== TASK ==
Select from the data all lines with the word "CALCULATION".

== RAW DATA ==
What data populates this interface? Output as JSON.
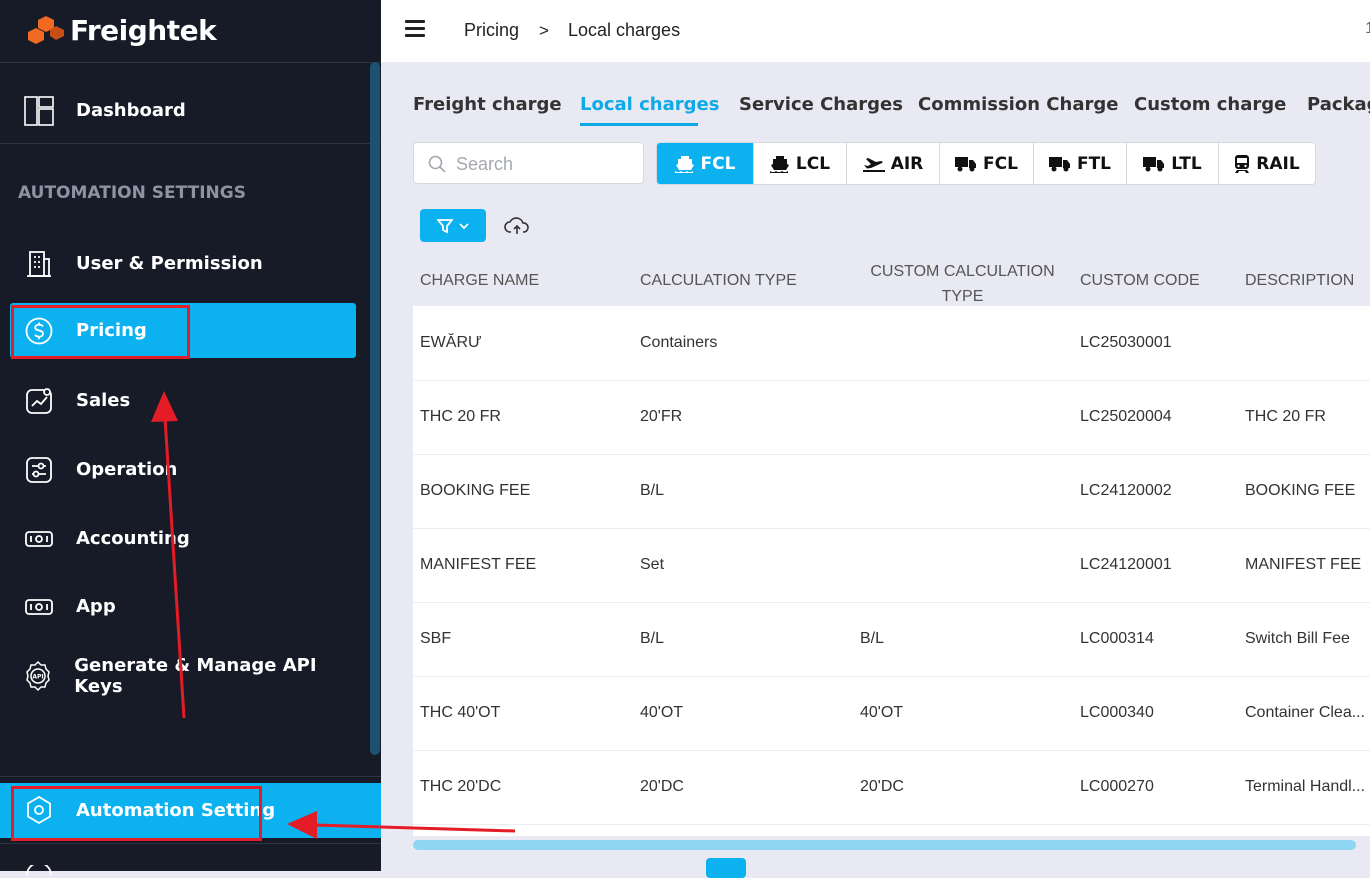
{
  "app": {
    "name": "Freightek"
  },
  "sidebar": {
    "dashboard_label": "Dashboard",
    "section_title": "AUTOMATION SETTINGS",
    "items": [
      {
        "label": "User & Permission",
        "icon": "building-icon"
      },
      {
        "label": "Pricing",
        "icon": "dollar-icon",
        "active": true
      },
      {
        "label": "Sales",
        "icon": "chart-icon"
      },
      {
        "label": "Operation",
        "icon": "sliders-icon"
      },
      {
        "label": "Accounting",
        "icon": "money-icon"
      },
      {
        "label": "App",
        "icon": "money-icon"
      },
      {
        "label": "Generate & Manage API Keys",
        "icon": "api-gear-icon"
      }
    ],
    "bottom_item": {
      "label": "Automation Setting",
      "icon": "hexagon-settings-icon"
    }
  },
  "header": {
    "breadcrumb": [
      "Pricing",
      "Local charges"
    ],
    "separator": ">",
    "right_text": "1"
  },
  "tabs": [
    "Freight charge",
    "Local charges",
    "Service Charges",
    "Commission Charge",
    "Custom charge",
    "Packages"
  ],
  "active_tab": "Local charges",
  "search": {
    "placeholder": "Search"
  },
  "modes": [
    {
      "label": "FCL",
      "icon": "ship-icon",
      "active": true
    },
    {
      "label": "LCL",
      "icon": "ship-icon"
    },
    {
      "label": "AIR",
      "icon": "plane-icon"
    },
    {
      "label": "FCL",
      "icon": "truck-icon"
    },
    {
      "label": "FTL",
      "icon": "truck-icon"
    },
    {
      "label": "LTL",
      "icon": "truck-icon"
    },
    {
      "label": "RAIL",
      "icon": "train-icon"
    }
  ],
  "table": {
    "columns": [
      "CHARGE NAME",
      "CALCULATION TYPE",
      "CUSTOM CALCULATION TYPE",
      "CUSTOM CODE",
      "DESCRIPTION"
    ],
    "rows": [
      [
        "EWĂRƯ",
        "Containers",
        "",
        "LC25030001",
        ""
      ],
      [
        "THC 20 FR",
        "20'FR",
        "",
        "LC25020004",
        "THC 20 FR"
      ],
      [
        "BOOKING FEE",
        "B/L",
        "",
        "LC24120002",
        "BOOKING FEE"
      ],
      [
        "MANIFEST FEE",
        "Set",
        "",
        "LC24120001",
        "MANIFEST FEE"
      ],
      [
        "SBF",
        "B/L",
        "B/L",
        "LC000314",
        "Switch Bill Fee"
      ],
      [
        "THC 40'OT",
        "40'OT",
        "40'OT",
        "LC000340",
        "Container Clea..."
      ],
      [
        "THC 20'DC",
        "20'DC",
        "20'DC",
        "LC000270",
        "Terminal Handl..."
      ]
    ]
  },
  "colors": {
    "sidebar_bg": "#171b27",
    "accent": "#0cb1f0",
    "annotation_red": "#e31c25"
  }
}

== PROBLEM SOLUTION ==
      "CALCULATION TYPE",
      "CUSTOM CALCULATION TYPE",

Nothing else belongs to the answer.